**Source records:**
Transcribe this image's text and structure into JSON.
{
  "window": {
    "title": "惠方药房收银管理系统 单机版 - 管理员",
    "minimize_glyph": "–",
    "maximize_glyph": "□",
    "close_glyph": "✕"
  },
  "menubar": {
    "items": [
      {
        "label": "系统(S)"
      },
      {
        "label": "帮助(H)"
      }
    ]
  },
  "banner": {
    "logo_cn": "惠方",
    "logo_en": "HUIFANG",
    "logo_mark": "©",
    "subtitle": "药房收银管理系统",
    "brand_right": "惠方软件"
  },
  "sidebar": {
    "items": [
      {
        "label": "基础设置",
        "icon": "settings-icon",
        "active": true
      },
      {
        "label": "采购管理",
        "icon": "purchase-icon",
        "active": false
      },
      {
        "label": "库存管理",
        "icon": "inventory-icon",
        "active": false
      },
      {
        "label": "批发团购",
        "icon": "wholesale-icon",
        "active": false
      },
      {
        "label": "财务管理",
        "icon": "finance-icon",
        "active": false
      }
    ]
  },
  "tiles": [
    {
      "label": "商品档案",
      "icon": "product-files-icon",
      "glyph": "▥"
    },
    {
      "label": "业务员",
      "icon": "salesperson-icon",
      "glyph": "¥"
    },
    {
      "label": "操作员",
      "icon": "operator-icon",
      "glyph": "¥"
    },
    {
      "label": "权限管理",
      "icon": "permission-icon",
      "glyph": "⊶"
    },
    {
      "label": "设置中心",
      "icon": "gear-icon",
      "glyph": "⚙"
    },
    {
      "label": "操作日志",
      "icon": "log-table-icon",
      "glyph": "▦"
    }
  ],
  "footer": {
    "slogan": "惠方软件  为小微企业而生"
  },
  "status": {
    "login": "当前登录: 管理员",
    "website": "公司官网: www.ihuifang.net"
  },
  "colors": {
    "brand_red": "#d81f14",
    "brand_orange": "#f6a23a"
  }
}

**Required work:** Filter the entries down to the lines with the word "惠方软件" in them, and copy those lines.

**Exercise output:**
    "brand_right": "惠方软件"
    "slogan": "惠方软件  为小微企业而生"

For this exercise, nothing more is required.